Reasons for difference in Profit or Loss between Cost and Financial Account

Reasons for the difference in Profits or Losses between Cost and Financial Account

The profit or loss shown by the cost books differs from profit or loss shown by financial accounting for a number of reasons. The difference between cost and financial accounts results arise due to the following reasons:

  1. Items are shown only in the financial account,
  2. Items are shown only in cost account,
  3. Over or under absorption of overhead,
  4. The difference in valuation of stock,
  5. Difference methods of charging depreciation,
  6. Abnormal gain or loss.

(1) Items Shown Only in Financial Account

There are certain items of income and expenditures which are shown only in financial accounts, not in cost accounts. As a result, the profit or loss as per cost accounts would be quite different from the profit or loss as per the financial accounts. These items of financial nature can be divided into three groups:

(A) Items of expenditures shown only in financial account:

  • Interest on capital
  • Expenses on the issue of shares and debentures
  • Discount on debenture
  • Penalties and fine
  • Goodwill, preliminary expenses, etc.

(B) Items of Income:

  • Interest received, rent received, the commission received, discount received
  • Dividend received
  • Share transfer fees
  • Returned of income tax
  • The gain of the sale of fixed assets

(C) Appropriation Of Profits:

  • Income tax paid
  • Dividend paid
  • Transfer to general or specific reserves or funds
  • Excess provision for depreciation
  • Bonus.

(2) Items Shown only in Cost Account

There are very few items, which are shown in cost accounts but not in the financial accounts as they do not represent any transaction with outsiders. These items are:

  • Rent or depreciation of the own building of the proprietor
  • Remuneration of the proprietor
  • Depreciation on fully depreciated assets
  • Interest on capital employed in the production
  • The losses due to defective and spoilage

(3) Over or Under Absorption of Overhead

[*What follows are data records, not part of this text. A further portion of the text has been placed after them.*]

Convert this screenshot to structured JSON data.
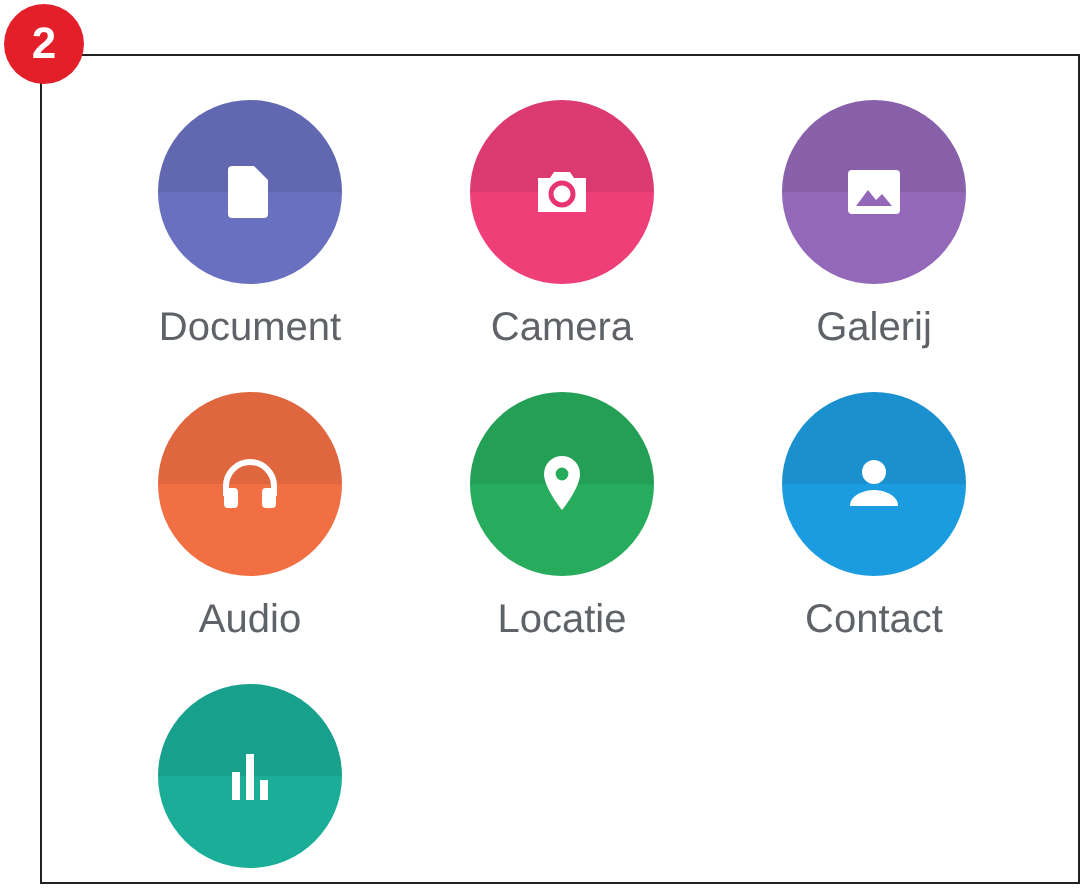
{
  "step_badge": "2",
  "attachments": [
    {
      "kind": "document",
      "label": "Document",
      "color": "#6970bf"
    },
    {
      "kind": "camera",
      "label": "Camera",
      "color": "#ee3f79"
    },
    {
      "kind": "gallery",
      "label": "Galerij",
      "color": "#9468b8"
    },
    {
      "kind": "audio",
      "label": "Audio",
      "color": "#f26f43"
    },
    {
      "kind": "location",
      "label": "Locatie",
      "color": "#27ac5d"
    },
    {
      "kind": "contact",
      "label": "Contact",
      "color": "#1c9ce0"
    },
    {
      "kind": "poll",
      "color": "#1aae99"
    }
  ]
}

In a cost account, overheads are charged on the basis of a predetermined percentage. But in the financial account, they are charged with the actual amount. The effect of over or under absorption of overhead to profit is shown below:


Oversubscription………………………..Less Profit

Under subscription………………………More Profit

(4) The difference in Valuation of Stock

In the financial account, stocks are valued at cost or market price, whichever is lower, but in cost account, stocks are valued only at its cost price. This result in some difference in result i.e. profit or loss.

(5) Difference Methods of Charging Depreciation

There are different methods of charging depreciation. In the financial account, depreciation may be calculated on a straight line or diminishing balance method as per Income Tax Act. The difference in depreciation methods also results in disagreement in profit or loss of these two accounts.

(6) Abnormal Gains And Losses

Abnormal gains and losses are shown in financial accounts while they are completely excluded from the cost account. Goods lost by fire, theft, accident or costs of abnormal idle time are examples of abnormal losses, which are shown in a financial account but not in a cost account.


Information Source: